And now came the fatal move, the unforgivable moment when overconfidence became recklessness – and it came from the team management off their field.
With most of the second half to go, and a lead of just 10 points, France seemed to assume the game was over, and pulled off half their pack. Then, ten minutes later, they emptied the rest of their bench - with still 25 minutes to go.
It was understandable a desire to give as many players as much game time as possible – but this game was far from won. With more than a quarter of the game to go, and knock-ons already beyond double figures, the new pack was not dominating Scotland as much as the old one was, and all of their cards were now played.
Within three minutes that needless gamble failed as Lenaig Corson – who had been on the field for barely 10 minutes - limped off. France tried to sneak on an 9th replacement, but with as experienced a referee as Sara Cox that was never going to happen. They were down to 14 with 23 minutes to go.
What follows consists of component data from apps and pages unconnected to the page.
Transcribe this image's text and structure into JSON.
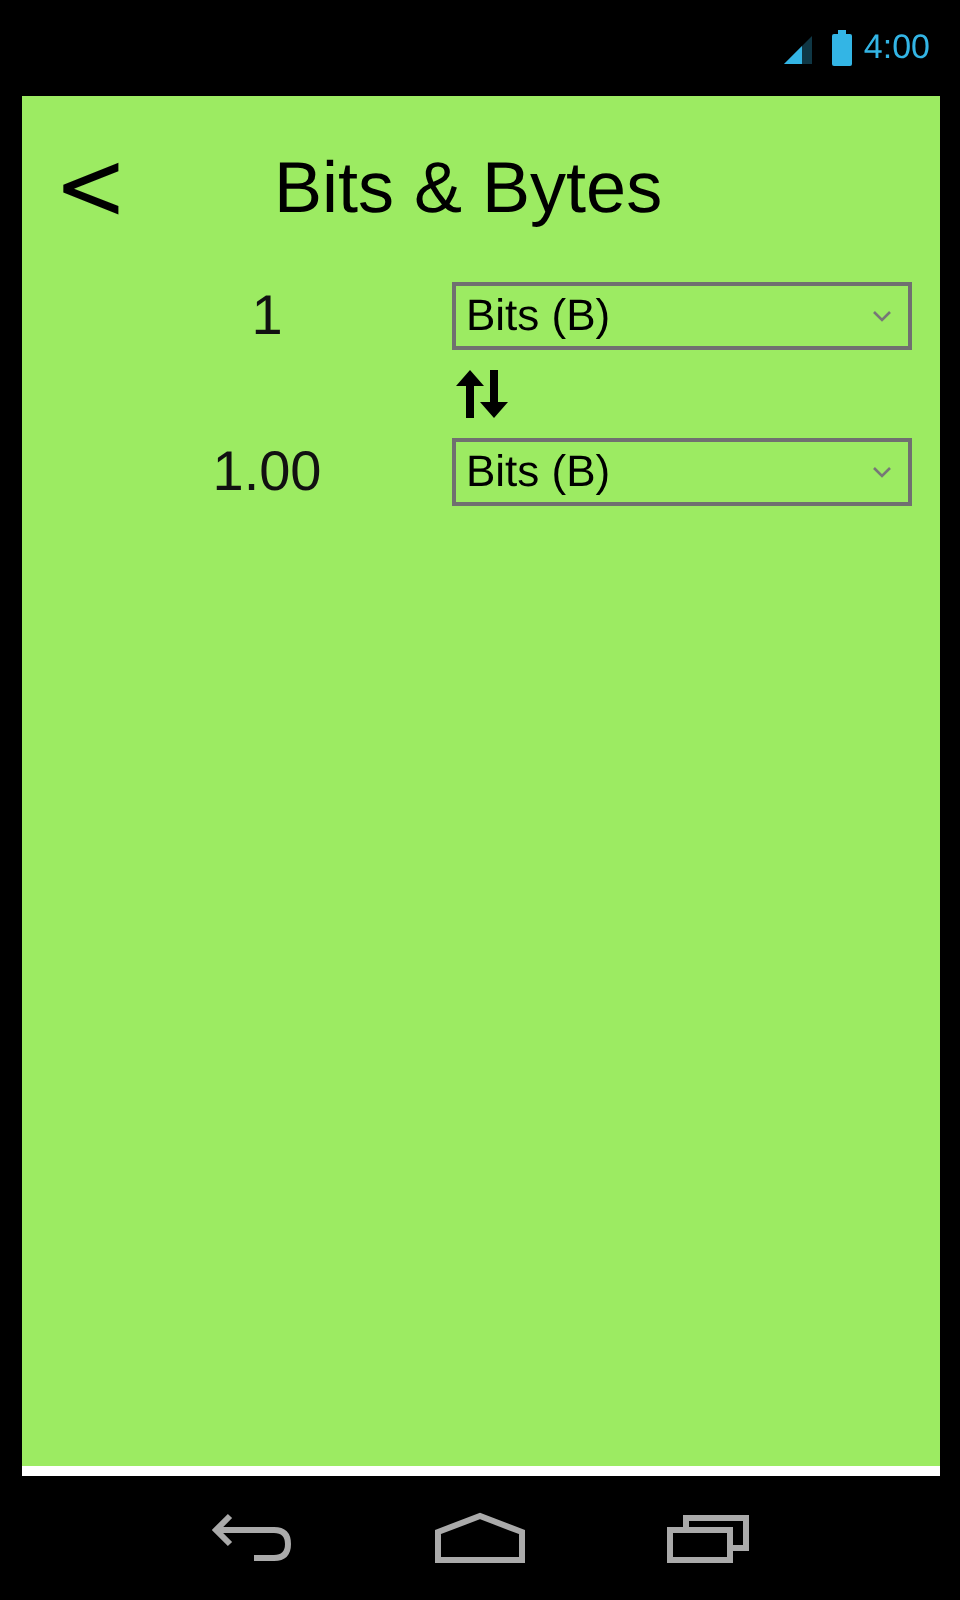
{
  "status_bar": {
    "time": "4:00"
  },
  "header": {
    "back": "<",
    "title": "Bits & Bytes"
  },
  "converter": {
    "rows": [
      {
        "value": "1",
        "unit": "Bits (B)"
      },
      {
        "value": "1.00",
        "unit": "Bits (B)"
      }
    ]
  }
}
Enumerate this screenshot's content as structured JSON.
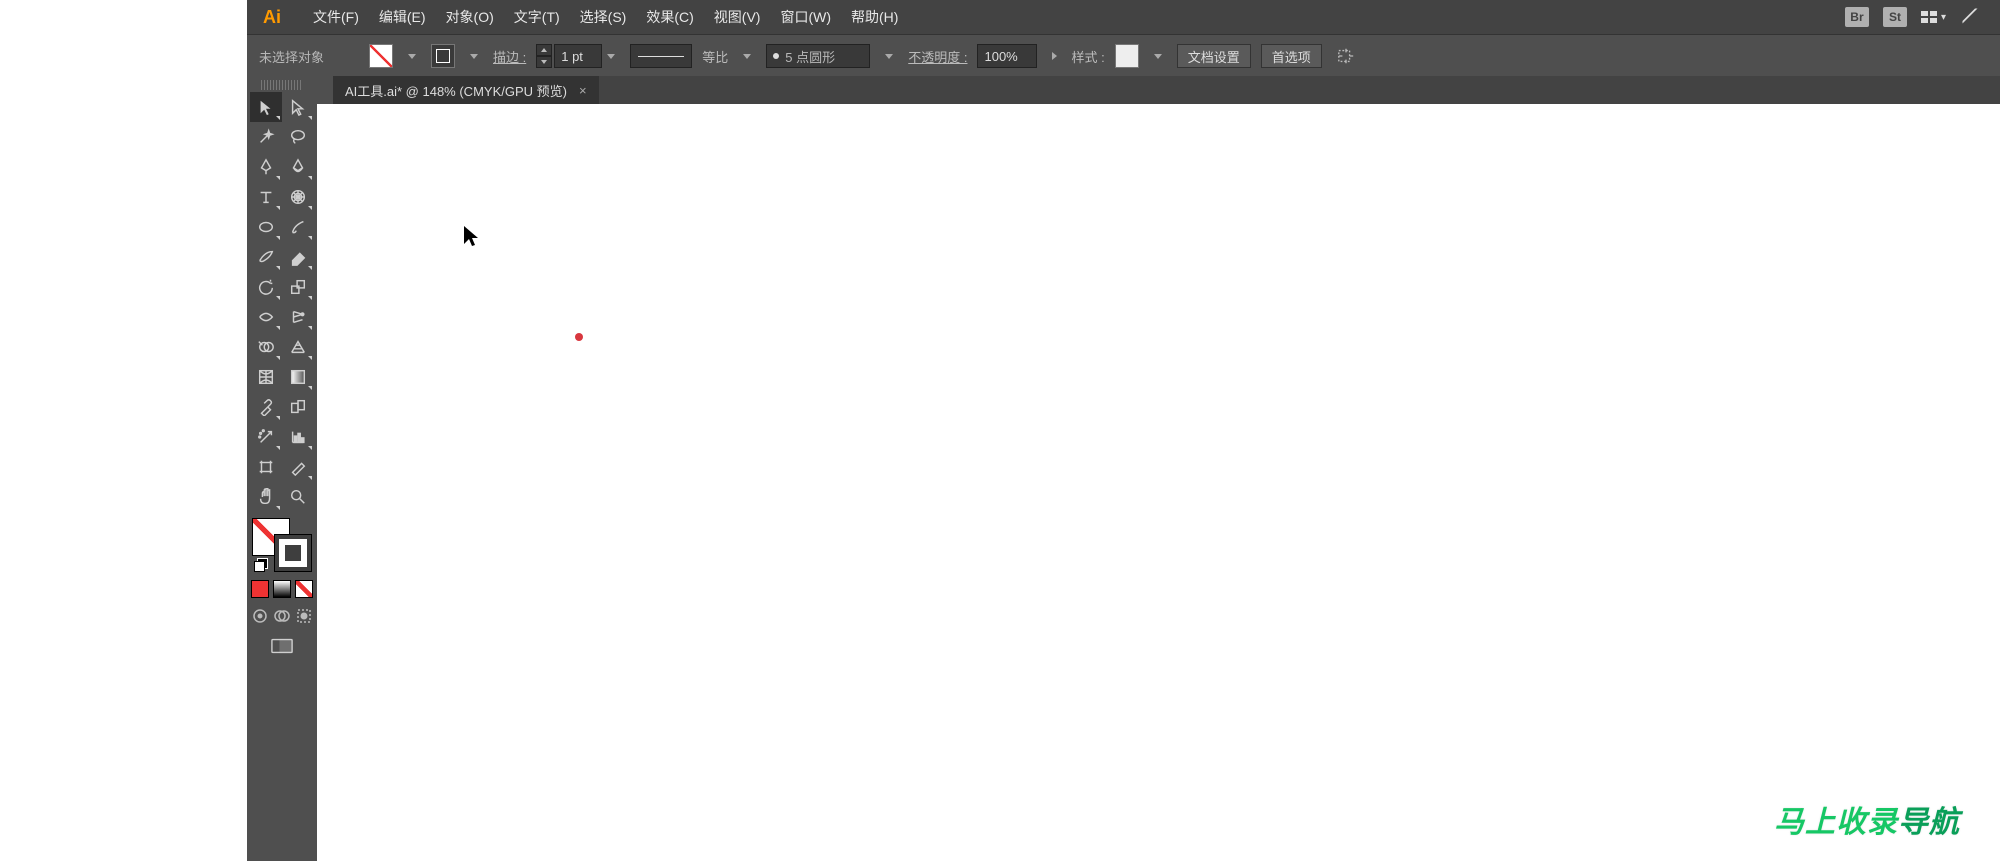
{
  "menu": {
    "logo": "Ai",
    "items": [
      "文件(F)",
      "编辑(E)",
      "对象(O)",
      "文字(T)",
      "选择(S)",
      "效果(C)",
      "视图(V)",
      "窗口(W)",
      "帮助(H)"
    ],
    "badge_br": "Br",
    "badge_st": "St"
  },
  "left_strip": {
    "chevrons": "‹‹"
  },
  "control": {
    "selection_status": "未选择对象",
    "stroke_label": "描边 :",
    "stroke_weight": "1 pt",
    "profile_label": "等比",
    "brush_label": "5 点圆形",
    "opacity_label": "不透明度 :",
    "opacity_value": "100%",
    "style_label": "样式 :",
    "btn_doc_setup": "文档设置",
    "btn_prefs": "首选项"
  },
  "tab": {
    "title": "AI工具.ai* @ 148% (CMYK/GPU 预览)",
    "close": "×"
  },
  "tools": {
    "names": [
      "selection-tool",
      "direct-selection-tool",
      "magic-wand-tool",
      "lasso-tool",
      "pen-tool",
      "curvature-tool",
      "type-tool",
      "polar-grid-tool",
      "ellipse-tool",
      "paintbrush-tool",
      "blob-brush-tool",
      "eraser-tool",
      "rotate-tool",
      "scale-tool",
      "width-tool",
      "puppet-warp-tool",
      "shape-builder-tool",
      "perspective-grid-tool",
      "mesh-tool",
      "gradient-tool",
      "eyedropper-tool",
      "blend-tool",
      "symbol-sprayer-tool",
      "column-graph-tool",
      "artboard-tool",
      "slice-tool",
      "hand-tool",
      "zoom-tool"
    ]
  },
  "watermark": {
    "a": "马上收录",
    "b": "导航"
  }
}
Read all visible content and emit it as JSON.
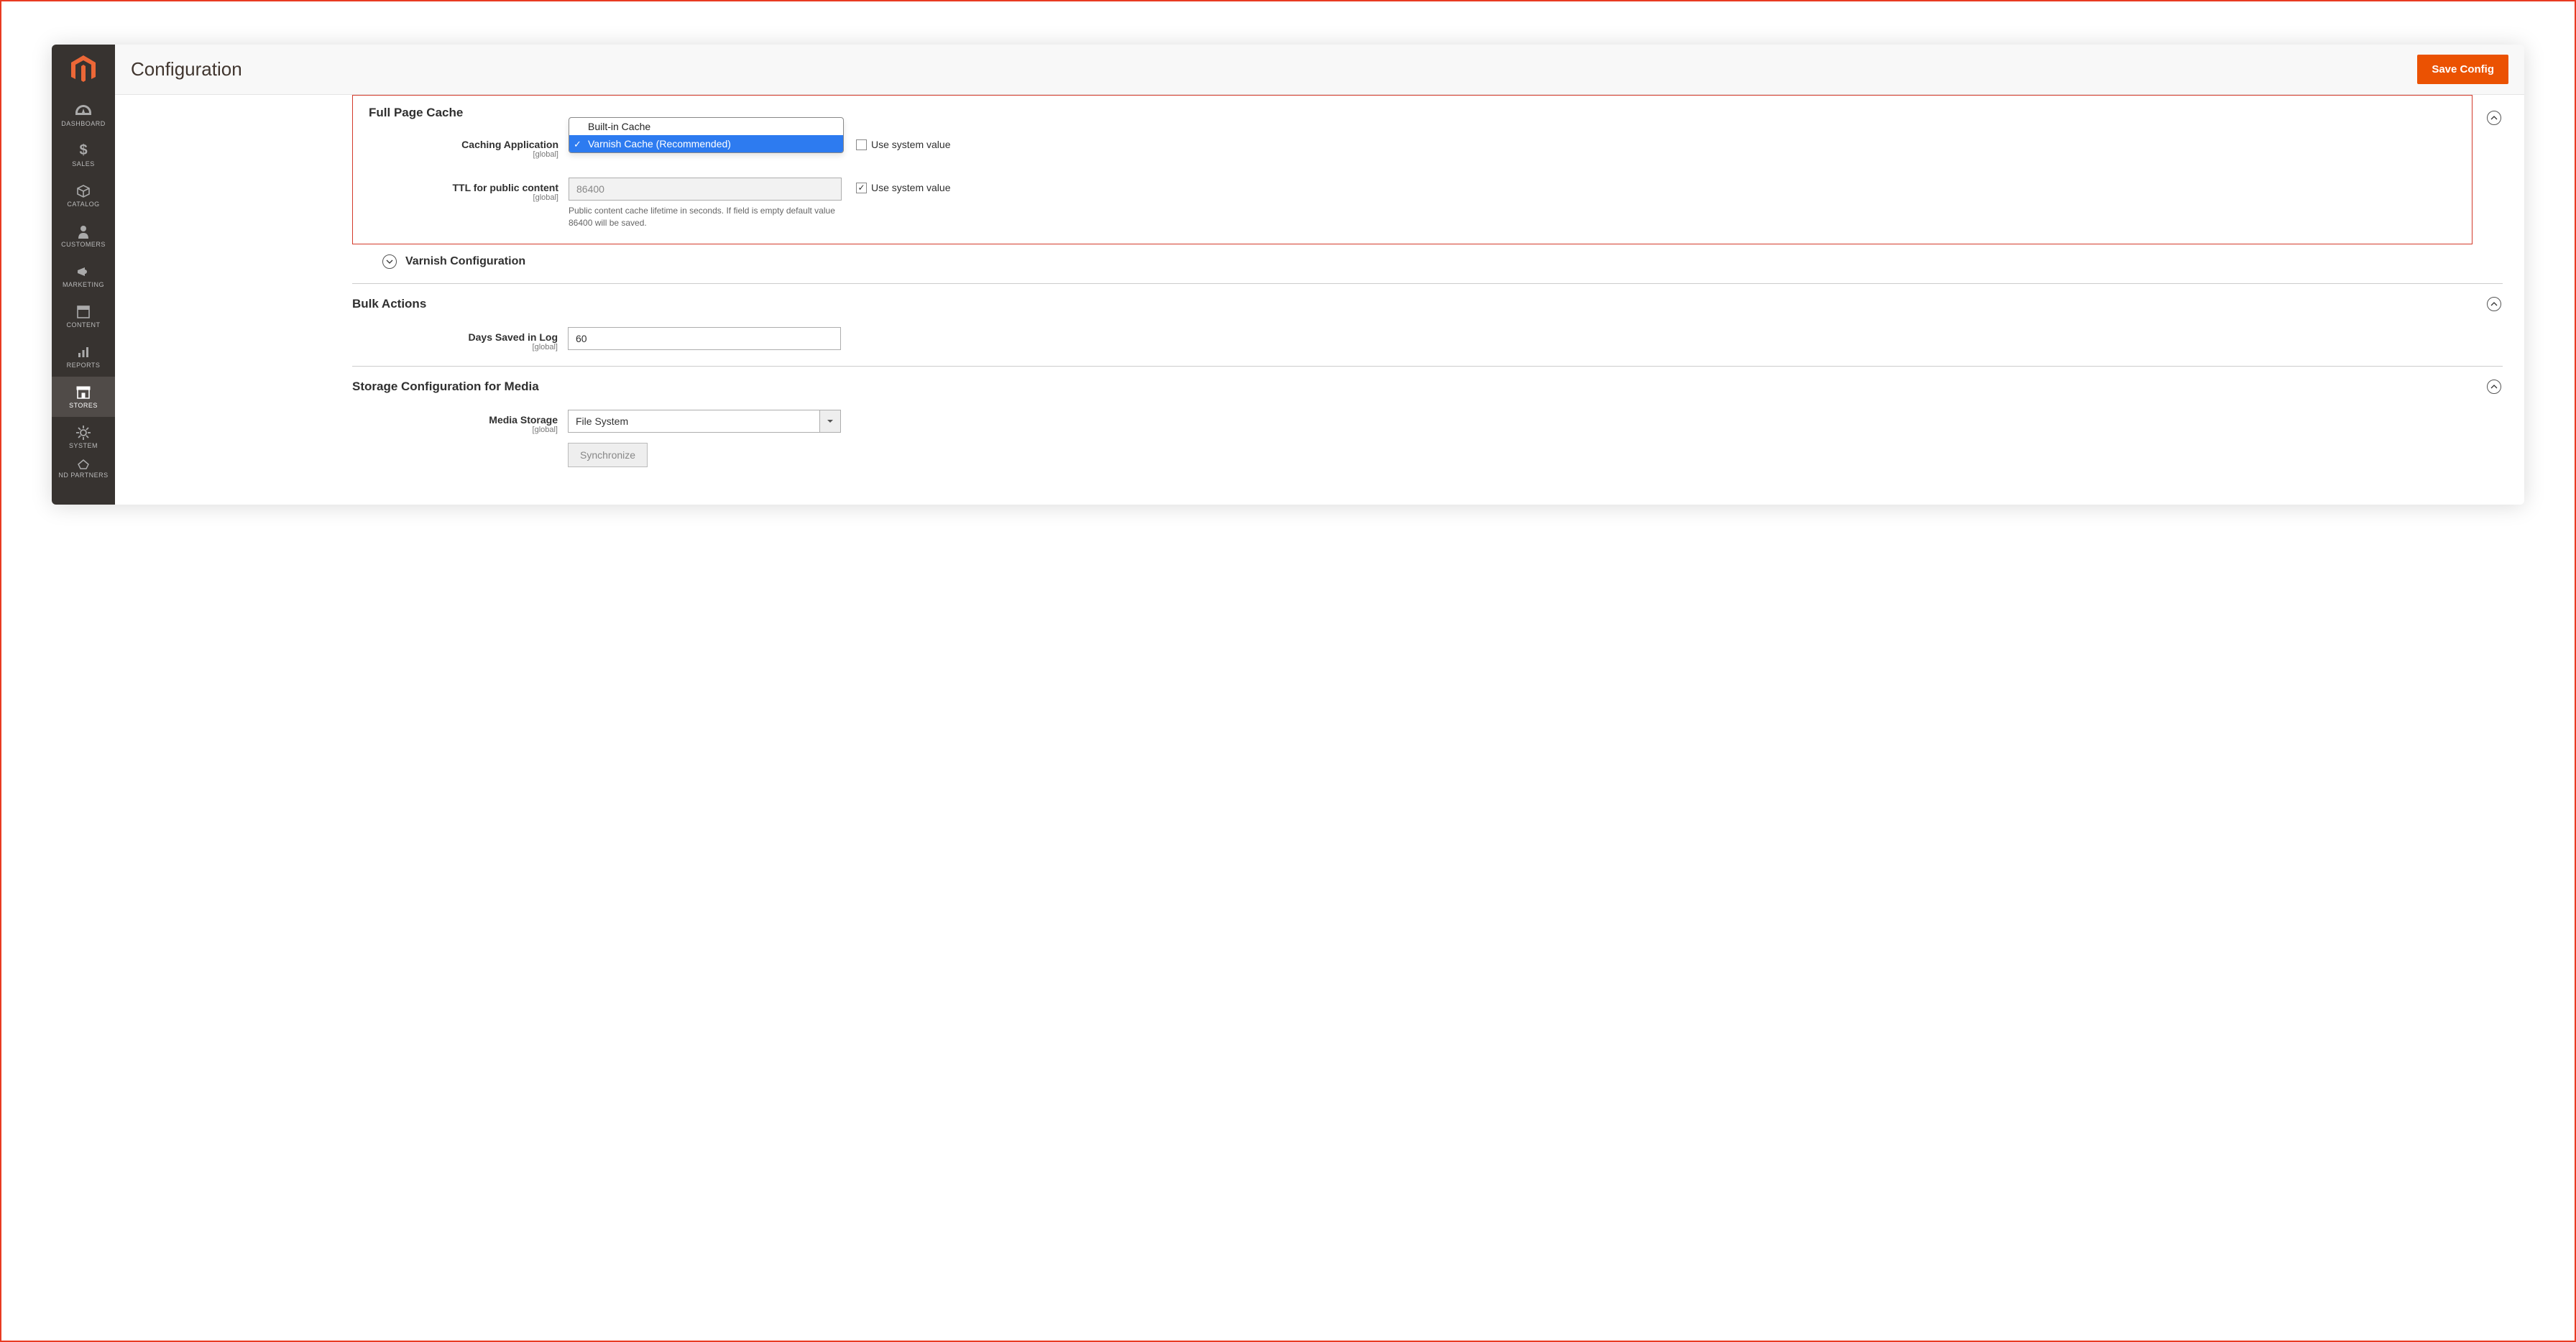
{
  "header": {
    "title": "Configuration",
    "save_btn": "Save Config"
  },
  "sidebar": {
    "items": [
      {
        "label": "DASHBOARD"
      },
      {
        "label": "SALES"
      },
      {
        "label": "CATALOG"
      },
      {
        "label": "CUSTOMERS"
      },
      {
        "label": "MARKETING"
      },
      {
        "label": "CONTENT"
      },
      {
        "label": "REPORTS"
      },
      {
        "label": "STORES"
      },
      {
        "label": "SYSTEM"
      },
      {
        "label": "ND PARTNERS"
      }
    ]
  },
  "sections": {
    "full_page_cache": {
      "title": "Full Page Cache",
      "caching_app": {
        "label": "Caching Application",
        "scope": "[global]",
        "options": [
          "Built-in Cache",
          "Varnish Cache (Recommended)"
        ],
        "selected": "Varnish Cache (Recommended)",
        "use_system_label": "Use system value",
        "use_system_checked": false
      },
      "ttl": {
        "label": "TTL for public content",
        "scope": "[global]",
        "value": "86400",
        "help": "Public content cache lifetime in seconds. If field is empty default value 86400 will be saved.",
        "use_system_label": "Use system value",
        "use_system_checked": true
      },
      "varnish_config_title": "Varnish Configuration"
    },
    "bulk_actions": {
      "title": "Bulk Actions",
      "days_in_log": {
        "label": "Days Saved in Log",
        "scope": "[global]",
        "value": "60"
      }
    },
    "storage_media": {
      "title": "Storage Configuration for Media",
      "media_storage": {
        "label": "Media Storage",
        "scope": "[global]",
        "value": "File System"
      },
      "sync_btn": "Synchronize"
    }
  }
}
Scotland could not believe their luck. They had been playing well and now raised their game with France holding on desperately. Ironically the French were now playing better than the had all game, but were up against it. Penalties began to mount and Nelson slotted one on 64 minutes and narrowly missed another a few minutes later. It was Scotland 6, France 13 – and into the final 10 minutes.
This was now breathless, edge of the seat, don’t look away, stuff and with six minutes to go that extra player finally told, Scotland throwing it wide to find Rachel Shankland on the overlap. A try in the corner and it was Scotland 11, France 13.
Up stepped Helen Nelson with a touchline chance, a blustery wind and possibly her most important kick ever. She hit it perfectly and the scores were tied.
Cue a final five minutes of end to end action, each team desperate for the winning score. Finally it was Scotland who decided that the draw was worth protecting and sent the ball into the stands.
In the end it's a famous result for Scotland – to say it was their best result for a decade would be no exaggeration. For France an object lesson for the World Cup – never underestimate the opposition, and play the team in front of you, and make sure you win that game before you start playing the next.
And for England, sitting at home watching the game, a Six Nations title, giftwrapped by their greatest rivals.
France 15. Jessy Tremouliere, 14. Cyrielle Banet, 13. Elise Pignot, 12. Morgane Peyronnet, 11. Marine Menager, 10. Audrey Abadie, 9. Pauline Bourdon, 1. Lise Arricastre, 2. Agathe Sochat, 3. Rose Bernadou, 4. Coumba Diallo, 5. Safi N’Diaye, 6. Axelle Berthoumieu, 7. Gaëlle Hermet (c), 8. Emeline Gros
Replacements: 16. Laure Touye, 17. Dhia Maïlys Traore, 18. Clara Joyeux, 19. Lénaïg Corson, 20. Marjorie Mayans, 21. Yanna Rivoalen, 22. Camille Boudaud, 23. Caroline Boujard
Scotland : 15. Chloe Rollie, 14. Rachel Shankland, 13. Hannah Smith, 12. Lisa Thomson, 11. Megan Gaffney, 10. Helen Nelson, 9. Mairi McDonald, 1.Leah Bartlett, 2. Lana Skeldon, 3. Megan Kennedy, 4. Emma Wassell, 5. Sarah Bonar, 6. Rachel Malcolm (c), 7. Rachel McLachlan, 8. Jade Konkel
Replacements: 16. Molly Wright, 17. Katie Dougan, 18. Christine Belisle, 19. Siobhan Cattigan, 20. Louise McMillan, 21. Rachel Law, 22. Abi Evans, 23. Annabel Sergeant